Notary publics: They’re the unsung hero of any professional setting. When you begin looking for a job in a law firm (or many other professional offices) you may begin to notice that nearly every open position has at least one thing in common — they want someone who is a certified notary public.
Despite their role in certifying documents, which can help avoid legal crises on a daily basis, many people do not even know what a notary is. As such, it’s probably no surprise to Fairygodboss readers that most notary publics are women. The good news is this: if you’re motivated by knowing that you are absolutely invaluable to the day-to-day operation of your office or firm, becoming a notary public is a sure-fire way to ensure that you are. On a less professional note, a notary can officiate weddings in some states, which is a fun perk.
According to the National Notary Association, a notary is “an official of integrity appointed by state government — typically by the secretary of state — to serve the public as an impartial witness in performing a variety of official fraud-deterrent acts related to the signing of important documents.” Simply put, a notary's most frequent task is to witness and verify the identity of a person signing a legal document.
There are two types of notaries:

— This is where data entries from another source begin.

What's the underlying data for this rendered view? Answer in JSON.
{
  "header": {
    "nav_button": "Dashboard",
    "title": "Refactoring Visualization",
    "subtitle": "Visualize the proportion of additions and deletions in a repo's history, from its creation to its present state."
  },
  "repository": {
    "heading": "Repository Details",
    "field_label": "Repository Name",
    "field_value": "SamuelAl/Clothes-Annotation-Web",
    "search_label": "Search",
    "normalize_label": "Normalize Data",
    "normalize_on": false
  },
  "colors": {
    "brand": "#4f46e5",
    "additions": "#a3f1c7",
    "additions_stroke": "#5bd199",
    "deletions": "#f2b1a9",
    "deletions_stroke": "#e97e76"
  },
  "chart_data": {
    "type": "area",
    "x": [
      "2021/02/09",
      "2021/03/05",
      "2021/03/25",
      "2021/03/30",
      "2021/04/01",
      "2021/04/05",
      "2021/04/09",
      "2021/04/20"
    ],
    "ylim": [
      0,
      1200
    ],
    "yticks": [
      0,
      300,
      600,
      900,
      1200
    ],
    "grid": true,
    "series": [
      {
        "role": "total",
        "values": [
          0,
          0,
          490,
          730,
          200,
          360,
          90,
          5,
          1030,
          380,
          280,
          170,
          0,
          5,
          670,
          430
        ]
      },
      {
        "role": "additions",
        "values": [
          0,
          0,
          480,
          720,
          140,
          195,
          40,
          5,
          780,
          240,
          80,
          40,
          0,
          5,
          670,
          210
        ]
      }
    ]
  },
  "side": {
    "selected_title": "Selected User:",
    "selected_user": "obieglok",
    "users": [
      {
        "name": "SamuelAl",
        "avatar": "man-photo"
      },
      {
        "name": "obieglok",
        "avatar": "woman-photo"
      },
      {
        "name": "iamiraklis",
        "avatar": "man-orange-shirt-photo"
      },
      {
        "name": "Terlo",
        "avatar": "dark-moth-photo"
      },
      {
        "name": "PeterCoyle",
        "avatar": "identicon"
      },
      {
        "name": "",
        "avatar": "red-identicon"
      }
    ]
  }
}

The first (which the bulk of this article will refer to) is the common law notary. A common law notary is someone who has completed all of the state requirements to become a notary but is not an attorney and is forbidden from giving legal advice. A civil law notary is a lawyer.
The easiest way to get into a state accepted notary public class is by registering through your local community college. To register you will have to have a high school diploma or your G.E.D and pay an enrollment fee. These vary but if you are becoming a notary at the request of your current employer they will usually be willing to cover the costs.
The notary public manual will be essential to completing your certification. You can buy it at your school bookstore or order it online, but ensure that you order the most recent publication.
Owning the notary manual is extremely important because not only will the text help you pass the class, but you'll use it as a reference once you're certified. As a notary you are a public officer and the rules you follow are actually written into law, therefore it is very important that you not only keep your manual but order updated copies in the future in order to ensure that you are aware when the laws change.
This step should be pretty obvious... who would pay for a class they don’t plan to actually take? They are typically around six hours in length and can be completed over the weekend. I took mine on a Saturday and we finished early.
The class will consist of going over all of the legal definitions included in your manual, the process of how you notarize a document, as well as the rules that govern when, where and how you can and cannot notarize documents.
For example, your instructor will go over the formatting of an acknowledgment page which is the page added on to the end of a legal document where you sign stating that you witnessed the signature on the page in person on a particular date. It is also where you will stamp your notary seal.
The exam includes multiple-choice questions about vocabulary and hypothetical scenarios. Pay special attention to real-world examples your instructor provides in class, as they'll come in hand for the test. The third section has true or false questions. This section often trips people up so be sure to read the statements very carefully. To receive an application, you must score at least 80%.
This part is easy: fill out the paperwork and follow the instructions carefully. You will be instructed not to sign the bottom until you you're in front of a notary.
Before you leave, your instructor must sign your application and enter your grade into their system in order to formally verify to the state that you have passed.
Before you can mail your application to the Secretary of State you must sign your application in front of a notary. After that, send it in with the application fee, which is usually $50 and is oftened paid for by your employer (ask them!). Reminder: you are not allowed to notarize your own signature.
You will need to take your oath of office in the county of your residence within 45 days of receiving your letter of confirmation from the Secretary of State. You must bring a form of ID and $10 dollars to the oath. After performing your oath you will receive your notary certificate.
Now that you’ve received your notary certificate the only thing left to do is order your notary seal. There are many different types of seals available including stamps and embossers which leave fancy little imprints on the pages you notarize. This part is down to personal preference so have fun choosing the one you like best.
Depending on where you live, some of these steps may vary slightly. For example, some states including Washington State and South Carolina, don’t require special training to become a notary at all. Other states such as California and Oregon will still require the class but you might have to register for it through the office of the Secretary of State instead of through your local community college. You can find information specific to your state at nationalnotary.org.
You can get paid to notarize documents in a few ways. The most obvious being that you get a job where notarizing documents is part of the job description. Another way would be to network and tell people you are a notary. In North Carolina, where I live, you can charge up to $5 per signature.
It is against the law to notarize your own signature. It is also generally frowned upon to notarize documents for your friends and family. In North Carolina, you can do it if the document you’re notarizing does not benefit you in any way, and there are explicit explanations of what is and is not considered a personal interest or benefit within your Notary Public Manual.